Cumulative Sulfate Loads Shift Porewater to Sulfidic Conditions in Freshwater Wetland Sediment
Advanced Search
Select up to three search categories and corresponding keywords using the fields to the right. Refer to the Help section for more detailed instructions.

Search our Collections & Repository

For very narrow results

When looking for a specific result

Best used for discovery & interchangable words

Recommended to be used in conjunction with other fields

Dates

to

Document Data
Library
People
Clear All
Clear All

For additional assistance using the Custom Query please check out our Help Page

i

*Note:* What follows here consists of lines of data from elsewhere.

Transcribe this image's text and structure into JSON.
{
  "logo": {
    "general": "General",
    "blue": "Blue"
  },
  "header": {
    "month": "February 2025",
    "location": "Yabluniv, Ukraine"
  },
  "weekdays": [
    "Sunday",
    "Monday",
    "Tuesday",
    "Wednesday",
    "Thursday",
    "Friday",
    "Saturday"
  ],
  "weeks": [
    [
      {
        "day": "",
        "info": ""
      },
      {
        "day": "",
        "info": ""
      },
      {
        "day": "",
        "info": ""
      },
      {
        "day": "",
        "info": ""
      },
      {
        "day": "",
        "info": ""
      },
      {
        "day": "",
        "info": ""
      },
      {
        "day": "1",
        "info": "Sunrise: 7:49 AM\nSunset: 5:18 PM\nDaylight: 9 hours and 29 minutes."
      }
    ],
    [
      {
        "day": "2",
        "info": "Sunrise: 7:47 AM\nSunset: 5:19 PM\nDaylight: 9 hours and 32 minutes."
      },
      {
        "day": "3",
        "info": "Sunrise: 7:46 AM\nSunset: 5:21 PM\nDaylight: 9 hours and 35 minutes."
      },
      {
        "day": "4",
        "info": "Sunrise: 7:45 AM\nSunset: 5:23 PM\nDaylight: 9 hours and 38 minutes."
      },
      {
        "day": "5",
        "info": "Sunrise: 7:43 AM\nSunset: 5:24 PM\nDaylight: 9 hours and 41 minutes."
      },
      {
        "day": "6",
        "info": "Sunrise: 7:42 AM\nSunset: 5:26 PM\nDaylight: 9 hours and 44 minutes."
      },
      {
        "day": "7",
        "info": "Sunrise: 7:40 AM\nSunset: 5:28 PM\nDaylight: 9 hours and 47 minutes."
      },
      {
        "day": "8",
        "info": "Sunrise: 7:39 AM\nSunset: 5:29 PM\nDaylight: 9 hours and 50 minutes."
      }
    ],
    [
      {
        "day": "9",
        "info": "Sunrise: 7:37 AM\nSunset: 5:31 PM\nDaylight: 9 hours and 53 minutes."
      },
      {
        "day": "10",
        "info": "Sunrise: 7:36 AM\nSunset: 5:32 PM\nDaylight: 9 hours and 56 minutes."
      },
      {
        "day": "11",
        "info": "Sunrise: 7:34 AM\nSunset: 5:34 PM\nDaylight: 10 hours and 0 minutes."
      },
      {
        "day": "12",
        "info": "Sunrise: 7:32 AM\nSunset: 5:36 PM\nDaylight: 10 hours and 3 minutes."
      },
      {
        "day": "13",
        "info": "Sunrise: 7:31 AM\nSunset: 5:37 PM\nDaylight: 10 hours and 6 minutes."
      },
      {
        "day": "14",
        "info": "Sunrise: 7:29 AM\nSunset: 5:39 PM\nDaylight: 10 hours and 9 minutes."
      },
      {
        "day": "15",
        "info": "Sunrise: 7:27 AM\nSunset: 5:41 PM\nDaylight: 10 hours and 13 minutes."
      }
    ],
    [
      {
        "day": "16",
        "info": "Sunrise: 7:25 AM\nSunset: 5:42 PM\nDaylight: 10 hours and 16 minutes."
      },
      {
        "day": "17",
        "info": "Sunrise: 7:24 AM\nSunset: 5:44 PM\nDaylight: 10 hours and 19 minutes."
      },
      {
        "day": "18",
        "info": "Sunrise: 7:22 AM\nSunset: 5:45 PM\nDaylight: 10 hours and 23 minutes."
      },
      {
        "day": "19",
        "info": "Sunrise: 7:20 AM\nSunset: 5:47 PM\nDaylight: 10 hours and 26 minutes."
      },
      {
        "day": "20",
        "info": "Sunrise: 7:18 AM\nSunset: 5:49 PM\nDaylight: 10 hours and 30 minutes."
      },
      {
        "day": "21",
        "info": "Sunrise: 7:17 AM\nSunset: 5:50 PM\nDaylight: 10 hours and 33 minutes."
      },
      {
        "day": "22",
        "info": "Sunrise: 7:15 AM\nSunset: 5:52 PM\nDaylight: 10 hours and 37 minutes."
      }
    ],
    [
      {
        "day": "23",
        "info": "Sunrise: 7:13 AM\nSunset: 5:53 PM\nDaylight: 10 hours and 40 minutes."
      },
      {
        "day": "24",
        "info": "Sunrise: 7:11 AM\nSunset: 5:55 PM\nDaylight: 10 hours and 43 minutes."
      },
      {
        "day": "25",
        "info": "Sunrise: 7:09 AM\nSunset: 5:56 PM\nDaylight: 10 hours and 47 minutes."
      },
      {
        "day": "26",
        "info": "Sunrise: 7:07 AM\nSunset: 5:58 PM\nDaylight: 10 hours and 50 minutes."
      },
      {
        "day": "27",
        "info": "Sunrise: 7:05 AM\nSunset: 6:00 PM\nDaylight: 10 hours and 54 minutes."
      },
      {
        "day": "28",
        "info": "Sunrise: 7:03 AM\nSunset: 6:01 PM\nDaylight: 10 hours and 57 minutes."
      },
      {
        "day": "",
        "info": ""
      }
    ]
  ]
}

Cumulative Sulfate Loads Shift Porewater to Sulfidic Conditions in Freshwater Wetland Sediment

Filetype[PDF-723.28 KB]



Details:

  • Journal Title:
    Environmental Toxicology and Chemistry
  • Personal Author:
  • NOAA Program & Office:
  • Sea Grant Program:
  • Description:
    It is well established that sulfide can be toxic to rooted aquatic plants. However, a detailed description of the effects of cumulative sulfate loads on sulfide and iron (Fe) porewater geochemistry, plant exposure, and ecological response is lacking. Over 4 yr, we experimentally manipulated sulfate loads to self‐perpetuating wild rice (Zizania palustris) populations and monitored increases in the ratio of sulfur (S) to Fe in sediment across a range of sulfide loading rates driven by overlying water sulfate. Because natural settings are complicated by ongoing Fe and S loads from surface and groundwater, this experimental setting provides a tractable system to describe the impacts of increased S loading on Fe–S porewater geochemistry. In the experimental mesocosms, the rate of sulfide accumulation in bulk sediment increased linearly with overlying water sulfate concentration up to 300 µg‐SO4 cm–3. Seedling survival at the beginning of the annual life cycle and seed mass and maturation at the end of the annual life cycle all decreased at porewater sulfide concentrations between 0.4 and 0.7 µg cm–3. Changes to porewater sulfide, plant emergence, and plant nutrient uptake during seed production were closely related to the ratio of S to Fe in sediment. A mass balance analysis showed that porewater sulfide remained a small and relatively transient phase compared to sulfate in the overlying water and Fe in the sediment solid phase. The results illuminate the evolution of the geochemical setting and timescales over which 4 yr of cumulative sulfate loading resulted in a wholesale shift from Fe‐dominated to sulfide‐dominated porewater chemistry. This shift was accompanied by detrimental effects to, and eventual extirpation of, self‐perpetuating wild rice populations.
  • Keywords:
  • Source:
    Environ Toxicol Chem. 2019 Jun; 38(6): 1231–1244.
  • DOI:
  • Pubmed ID:
    30901093
  • Pubmed Central ID:
    PMC6852076
  • Document Type:
  • Funding:
  • Rights Information:
    CC BY
  • Compliance:
    PMC
  • Main Document Checksum:
  • Download URL:
  • File Type:

Supporting Files

  • No Additional Files
More +

Related Documents

You May Also Like

Checkout today's featured content at repository.library.noaa.gov

Version 3.26.1